Lead changes continue as drivers pick up helpers to push them to the front. Stage Two is 60 laps, so a pit stop is required to complete the distance. Green flag pit stops begin at lap 78, and teams pit in groups by manufacturer to assure themselves drafting partners.
Good racing culminates Stage two with Joe Gibbs Racing teammates finishing one-two-three. Martin Truex Jr. picks up valuable stage points in his battle with Ryan Blaney for points that could determine the final playoff position.
Stage Two Results
|2||9||Martin Truex Jr.||9|
|9||43||Ricky Stenhouse Jr.||2|
*Ford Mustang Drivers
The Final Stage
Stage Three runs for 65 laps, taking the race to 160 laps or 400 miles. Kyle Busch is caught speeding on pit road and sent to the rear of the pack for the restart. It does not take long for the action to pick up and the cars to start dropping out.
With 59 laps to go, Tyler Reddick(8) turns McDowell into the outside wall. Truex gets caught in the mess along with William Byron(24), Ross Chastain(1), and LaJoie. Cars scatter everywhere to avoid serious damage. Austin Dillon(3) ends up driving backward down pit lane as he spun to avoid major contact. Only Truex is able to continue after repairs. The other three cars end up in the garage.
The playoff implications for Truex are huge.
The Big One finally arrives with 23 laps to go as the pack races into turn one.

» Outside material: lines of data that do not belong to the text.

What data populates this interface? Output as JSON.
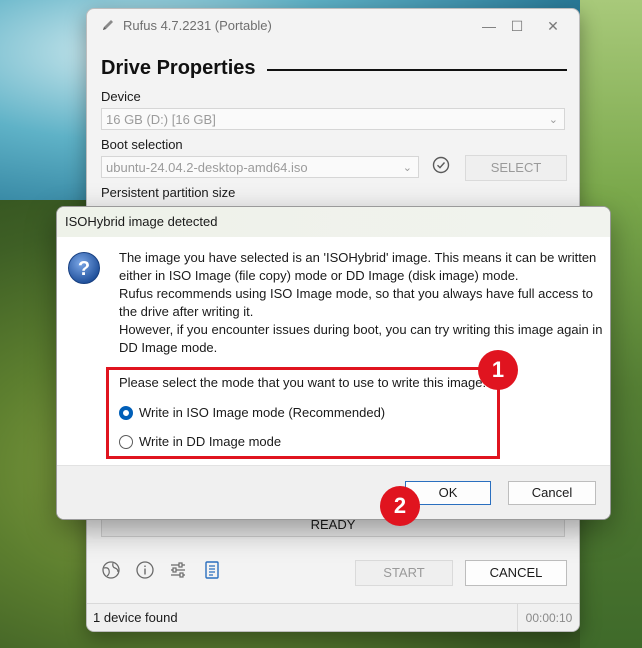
{
  "window": {
    "title": "Rufus 4.7.2231 (Portable)",
    "section_title": "Drive Properties",
    "device_label": "Device",
    "device_value": "16 GB (D:) [16 GB]",
    "boot_label": "Boot selection",
    "boot_value": "ubuntu-24.04.2-desktop-amd64.iso",
    "select_button": "SELECT",
    "persistent_label": "Persistent partition size",
    "progress_text": "READY",
    "start_button": "START",
    "cancel_button": "CANCEL",
    "status_text": "1 device found",
    "elapsed_time": "00:00:10"
  },
  "dialog": {
    "title": "ISOHybrid image detected",
    "message": [
      "The image you have selected is an 'ISOHybrid' image. This means it can be written either in ISO Image (file copy) mode or DD Image (disk image) mode.",
      "Rufus recommends using ISO Image mode, so that you always have full access to the drive after writing it.",
      "However, if you encounter issues during boot, you can try writing this image again in DD Image mode."
    ],
    "mode_prompt": "Please select the mode that you want to use to write this image:",
    "options": [
      {
        "label": "Write in ISO Image mode (Recommended)",
        "selected": true
      },
      {
        "label": "Write in DD Image mode",
        "selected": false
      }
    ],
    "ok_button": "OK",
    "cancel_button": "Cancel"
  },
  "annotations": {
    "badge_1": "1",
    "badge_2": "2",
    "color": "#e0141f"
  },
  "icons": [
    "pen-icon",
    "minimize-icon",
    "maximize-icon",
    "close-icon",
    "check-circle-icon",
    "globe-icon",
    "info-icon",
    "settings-sliders-icon",
    "log-icon",
    "question-icon"
  ]
}
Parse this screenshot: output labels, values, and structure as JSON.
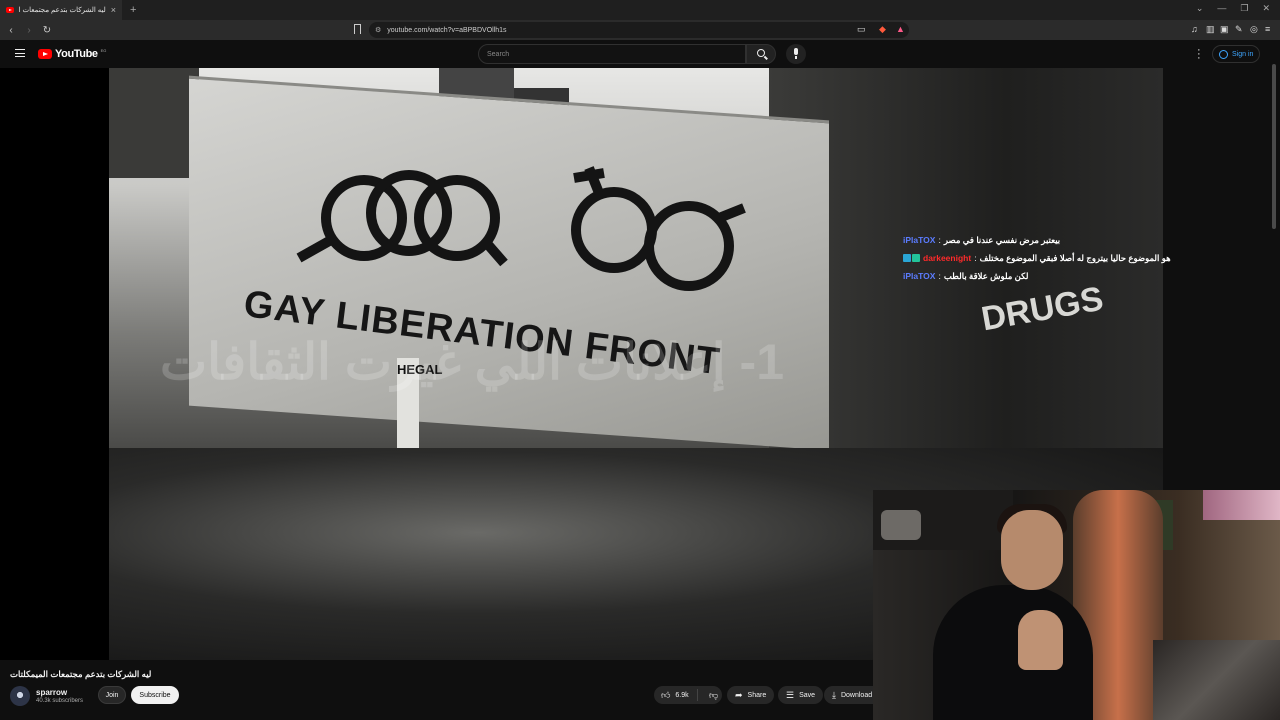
{
  "browser": {
    "tab_title": "ليه الشركات بتدعم مجتمعات الميس...",
    "tab_close": "×",
    "new_tab": "+",
    "url": "youtube.com/watch?v=aBPBDVOllh1s",
    "window_controls": [
      "⌄",
      "—",
      "❐",
      "✕"
    ]
  },
  "youtube": {
    "logo_text": "YouTube",
    "logo_country": "EG",
    "search_placeholder": "Search",
    "sign_in": "Sign in"
  },
  "video": {
    "banner_text": "GAY LIBERATION FRONT",
    "watermark": "1- إعلانات اللي غيرت الثقافات",
    "sign_drugs": "DRUGS",
    "sign_legal": "HEGAL"
  },
  "chat": [
    {
      "user": "iPlaTOX",
      "user_color": "#5b7cff",
      "message": "بيعتبر مرض نفسي عندنا في مصر",
      "badges": []
    },
    {
      "user": "darkeenight",
      "user_color": "#ff2a2a",
      "message": "هو الموضوع حاليا بيتروج له أصلا فبقي الموضوع مختلف",
      "badges": [
        "#2aa6d6",
        "#23c49a"
      ]
    },
    {
      "user": "iPlaTOX",
      "user_color": "#5b7cff",
      "message": "لكن ملوش علاقة بالطب",
      "badges": []
    }
  ],
  "chat_separator": ":",
  "below": {
    "title": "ليه الشركات بتدعم مجتمعات الميمكلتات",
    "channel": "sparrow",
    "subscribers": "40.3k subscribers",
    "join": "Join",
    "subscribe": "Subscribe",
    "likes": "6.9k",
    "share": "Share",
    "save": "Save",
    "download": "Download"
  }
}
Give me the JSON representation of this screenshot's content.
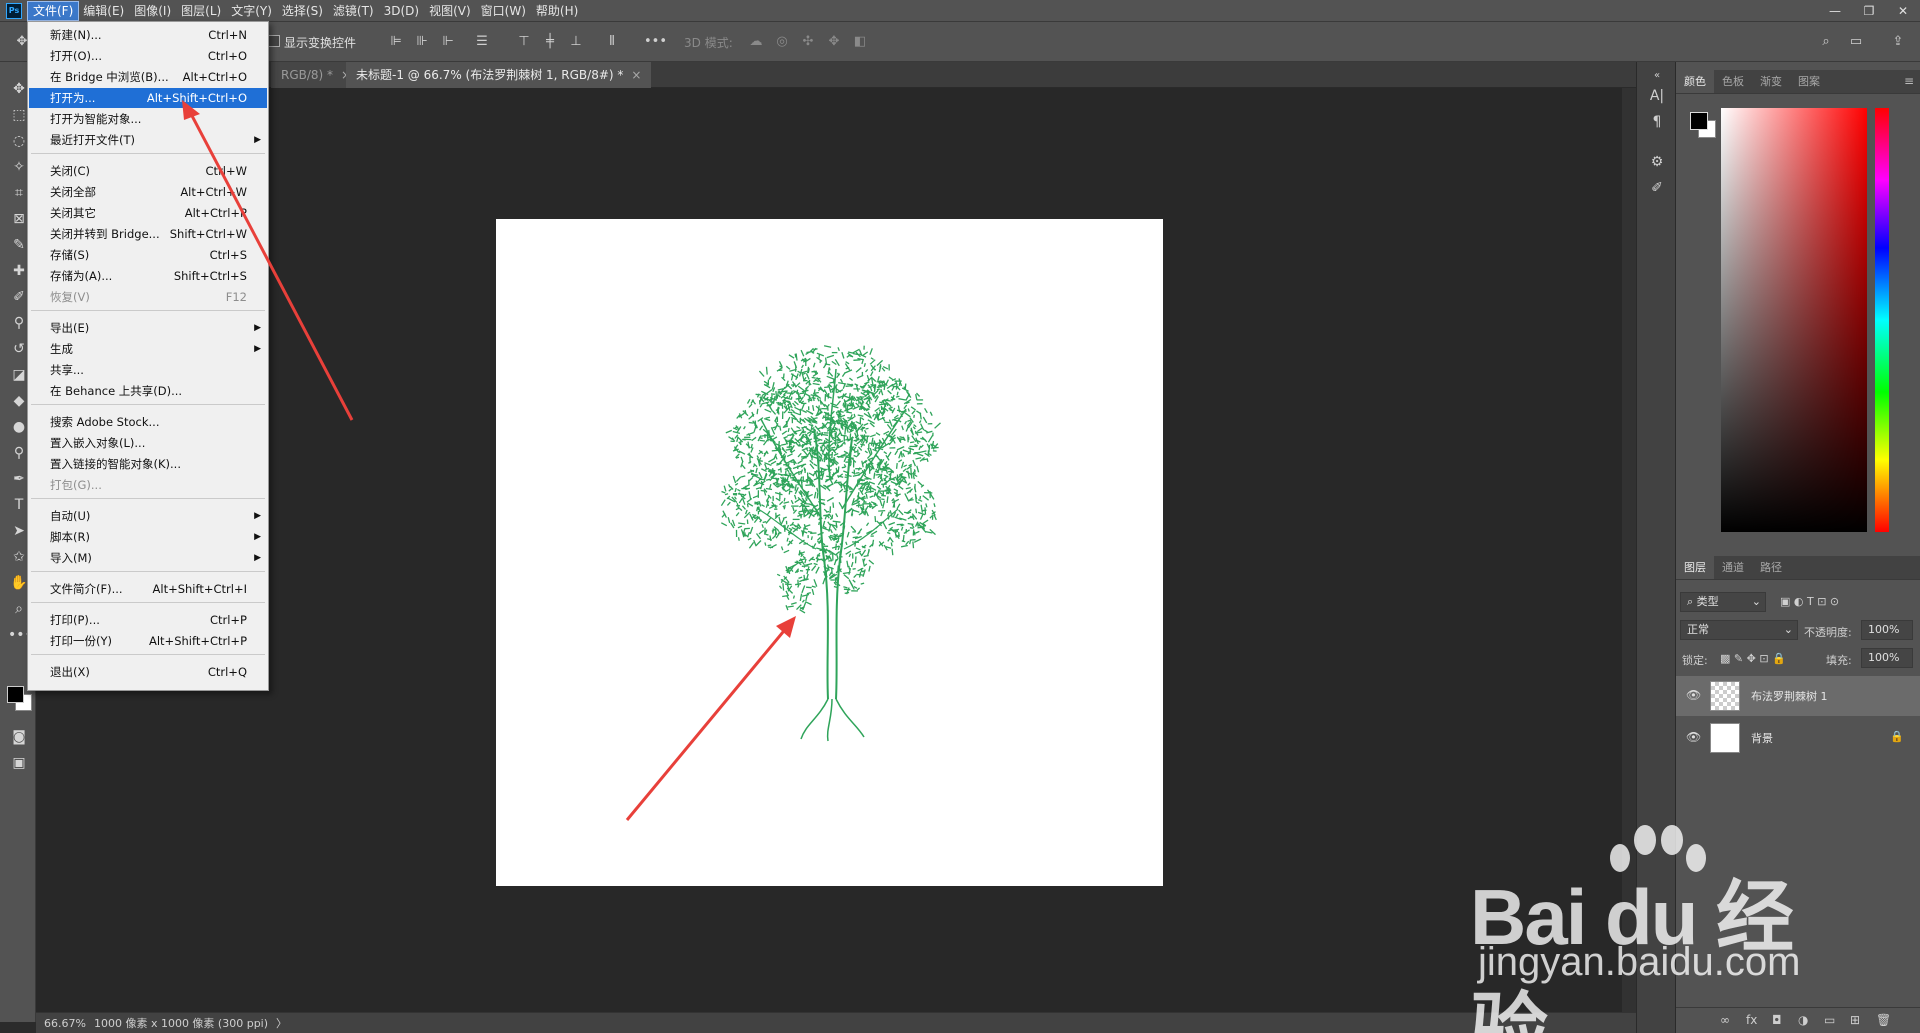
{
  "app": {
    "logo": "Ps",
    "menus": [
      "文件(F)",
      "编辑(E)",
      "图像(I)",
      "图层(L)",
      "文字(Y)",
      "选择(S)",
      "滤镜(T)",
      "3D(D)",
      "视图(V)",
      "窗口(W)",
      "帮助(H)"
    ],
    "window_controls": [
      "—",
      "❐",
      "✕"
    ]
  },
  "options_bar": {
    "show_transform_label": "显示变换控件",
    "mode_3d_label": "3D 模式:",
    "more_icon": "•••"
  },
  "tabs": [
    {
      "label": "RGB/8) *",
      "close": "×"
    },
    {
      "label": "未标题-1 @ 66.7% (布法罗荆棘树 1, RGB/8#) *",
      "close": "×"
    }
  ],
  "status_bar": {
    "zoom": "66.67%",
    "doc_info": "1000 像素 x 1000 像素 (300 ppi)",
    "arrow": "〉"
  },
  "file_menu": {
    "items": [
      {
        "label": "新建(N)...",
        "shortcut": "Ctrl+N"
      },
      {
        "label": "打开(O)...",
        "shortcut": "Ctrl+O"
      },
      {
        "label": "在 Bridge 中浏览(B)...",
        "shortcut": "Alt+Ctrl+O"
      },
      {
        "label": "打开为...",
        "shortcut": "Alt+Shift+Ctrl+O",
        "highlighted": true
      },
      {
        "label": "打开为智能对象...",
        "shortcut": ""
      },
      {
        "label": "最近打开文件(T)",
        "shortcut": "",
        "submenu": true
      },
      {
        "label": "关闭(C)",
        "shortcut": "Ctrl+W"
      },
      {
        "label": "关闭全部",
        "shortcut": "Alt+Ctrl+W"
      },
      {
        "label": "关闭其它",
        "shortcut": "Alt+Ctrl+P"
      },
      {
        "label": "关闭并转到 Bridge...",
        "shortcut": "Shift+Ctrl+W"
      },
      {
        "label": "存储(S)",
        "shortcut": "Ctrl+S"
      },
      {
        "label": "存储为(A)...",
        "shortcut": "Shift+Ctrl+S"
      },
      {
        "label": "恢复(V)",
        "shortcut": "F12",
        "disabled": true
      },
      {
        "label": "导出(E)",
        "shortcut": "",
        "submenu": true
      },
      {
        "label": "生成",
        "shortcut": "",
        "submenu": true
      },
      {
        "label": "共享...",
        "shortcut": ""
      },
      {
        "label": "在 Behance 上共享(D)...",
        "shortcut": ""
      },
      {
        "label": "搜索 Adobe Stock...",
        "shortcut": ""
      },
      {
        "label": "置入嵌入对象(L)...",
        "shortcut": ""
      },
      {
        "label": "置入链接的智能对象(K)...",
        "shortcut": ""
      },
      {
        "label": "打包(G)...",
        "shortcut": "",
        "disabled": true
      },
      {
        "label": "自动(U)",
        "shortcut": "",
        "submenu": true
      },
      {
        "label": "脚本(R)",
        "shortcut": "",
        "submenu": true
      },
      {
        "label": "导入(M)",
        "shortcut": "",
        "submenu": true
      },
      {
        "label": "文件简介(F)...",
        "shortcut": "Alt+Shift+Ctrl+I"
      },
      {
        "label": "打印(P)...",
        "shortcut": "Ctrl+P"
      },
      {
        "label": "打印一份(Y)",
        "shortcut": "Alt+Shift+Ctrl+P"
      },
      {
        "label": "退出(X)",
        "shortcut": "Ctrl+Q"
      }
    ],
    "submenu_arrow": "▶"
  },
  "color_panel": {
    "tabs": [
      "颜色",
      "色板",
      "渐变",
      "图案"
    ],
    "menu_icon": "≡",
    "foreground": "#000000",
    "background": "#ffffff",
    "hue_color": "#ff0000"
  },
  "layers_panel": {
    "tabs": [
      "图层",
      "通道",
      "路径"
    ],
    "filter_kind": "类型",
    "blend_mode": "正常",
    "opacity_label": "不透明度:",
    "opacity_value": "100%",
    "lock_label": "锁定:",
    "fill_label": "填充:",
    "fill_value": "100%",
    "layers": [
      {
        "name": "布法罗荆棘树 1",
        "selected": true,
        "locked": false
      },
      {
        "name": "背景",
        "selected": false,
        "locked": true
      }
    ],
    "footer_icons": [
      "link-icon",
      "fx-icon",
      "mask-icon",
      "adjustment-icon",
      "group-icon",
      "new-layer-icon",
      "trash-icon"
    ],
    "footer_labels": [
      "∞",
      "fx",
      "◘",
      "◑",
      "▭",
      "⊞",
      "🗑"
    ]
  },
  "watermark": {
    "main": "Bai du 经验",
    "sub": "jingyan.baidu.com"
  },
  "colors": {
    "accent": "#1f6fd6",
    "tree": "#2fa45a",
    "arrow": "#e8403a"
  }
}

Raindrops can clearly be seen on the television camera following the action. NASCAR is slow to throw the caution flag, even though drivers complained the track was getting wet. Only Austin Dillon is able to squeeze through among the leaders to avoid the chaos.
The accident resulted due to a loss of grip from the Goodyear Racing slicks that are not meant for use in wet conditions. Nearly half the field is taken out due to the incident that many felt could have been avoided.
A deluge soaks the track, the red flag is posted, and jet dryers must be deployed to dry the racing surface before the event can be resumed hours later. Only 10 cars are on the lead lap for the finish as most of the race favorites and playoff drivers are involved.
After an incredible drive through the junkyard created by the accident, Austin Dillon becomes the new race leader.
Coming to the closing laps, Austin Cindric(2), the Daytona 500 Champion, is leading with Dillon on his bumper. With three laps to go, Dillon gives Cindric a shove going into turn one. Cindric gets loose, but with an incredible effort, he saves the car from crashing. Dillon takes the lead with his teammate Tyler Reddick, who already qualified for the playoffs, running second and blocking for the grandson of team owner Richard Childress.
Just as predicted, Daytona was a playoff wild card. Dillon’s good fortune is the equivalent of a walk-off home run to win the pennant in baseball.
The individual booted out of the playoffs as a result of Dillon’s improbable victory was Martin Truex Jr.
Truex missed his chance at the postseason by finishing three points behind Ryan Blaney, who qualified based on points.
Standings Heading into the Round of 16 for the NASCAR Cup Series Playoffs
|Position||Car No.||Driver||Ponts||Playoff Points|
*Ford Mustang Drivers
Results of the Coke Zero 400 from Daytona International Speedway
|8||19||Martin Truex Jr.||160||running|
|22||47||Ricky Stenhouse Jr.||138||accident|